App and web page records
+===+
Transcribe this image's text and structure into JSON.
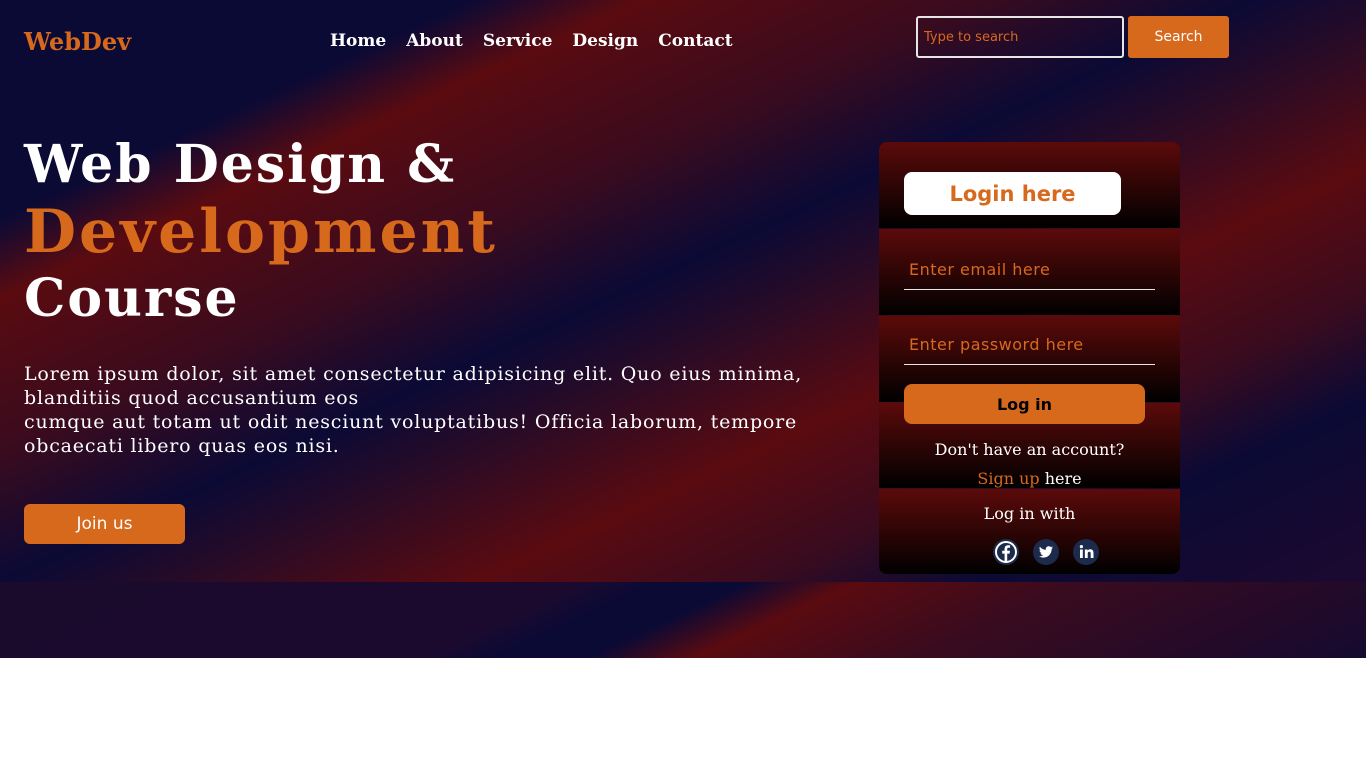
{
  "header": {
    "logo": "WebDev",
    "nav": [
      "Home",
      "About",
      "Service",
      "Design",
      "Contact"
    ],
    "search_placeholder": "Type to search",
    "search_button": "Search"
  },
  "hero": {
    "title_line1": "Web Design &",
    "title_line2": "Development",
    "title_line3": "Course",
    "paragraph_line1": "Lorem ipsum dolor, sit amet consectetur adipisicing elit. Quo eius minima, blanditiis quod accusantium eos",
    "paragraph_line2": "cumque aut totam ut odit nesciunt voluptatibus! Officia laborum, tempore obcaecati libero quas eos nisi.",
    "join_button": "Join us"
  },
  "login": {
    "title": "Login here",
    "email_placeholder": "Enter email here",
    "password_placeholder": "Enter password here",
    "login_button": "Log in",
    "no_account": "Don't have an account?",
    "signup_link": "Sign up",
    "signup_suffix": "here",
    "login_with": "Log in with",
    "social_icons": [
      "facebook-icon",
      "twitter-icon",
      "linkedin-icon"
    ]
  },
  "colors": {
    "accent": "#d7691d",
    "navy": "#0b0a35",
    "maroon": "#5a0b10"
  }
}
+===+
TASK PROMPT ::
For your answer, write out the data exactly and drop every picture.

RESPONSE TO THE EXERCISE ::
Transcribe this image's text and structure into JSON.
{
  "header": {
    "logo": "WebDev",
    "nav": [
      "Home",
      "About",
      "Service",
      "Design",
      "Contact"
    ],
    "search_placeholder": "Type to search",
    "search_button": "Search"
  },
  "hero": {
    "title_line1": "Web Design &",
    "title_line2": "Development",
    "title_line3": "Course",
    "paragraph_line1": "Lorem ipsum dolor, sit amet consectetur adipisicing elit. Quo eius minima, blanditiis quod accusantium eos",
    "paragraph_line2": "cumque aut totam ut odit nesciunt voluptatibus! Officia laborum, tempore obcaecati libero quas eos nisi.",
    "join_button": "Join us"
  },
  "login": {
    "title": "Login here",
    "email_placeholder": "Enter email here",
    "password_placeholder": "Enter password here",
    "login_button": "Log in",
    "no_account": "Don't have an account?",
    "signup_link": "Sign up",
    "signup_suffix": "here",
    "login_with": "Log in with",
    "social_icons": [
      "facebook-icon",
      "twitter-icon",
      "linkedin-icon"
    ]
  },
  "colors": {
    "accent": "#d7691d",
    "navy": "#0b0a35",
    "maroon": "#5a0b10"
  }
}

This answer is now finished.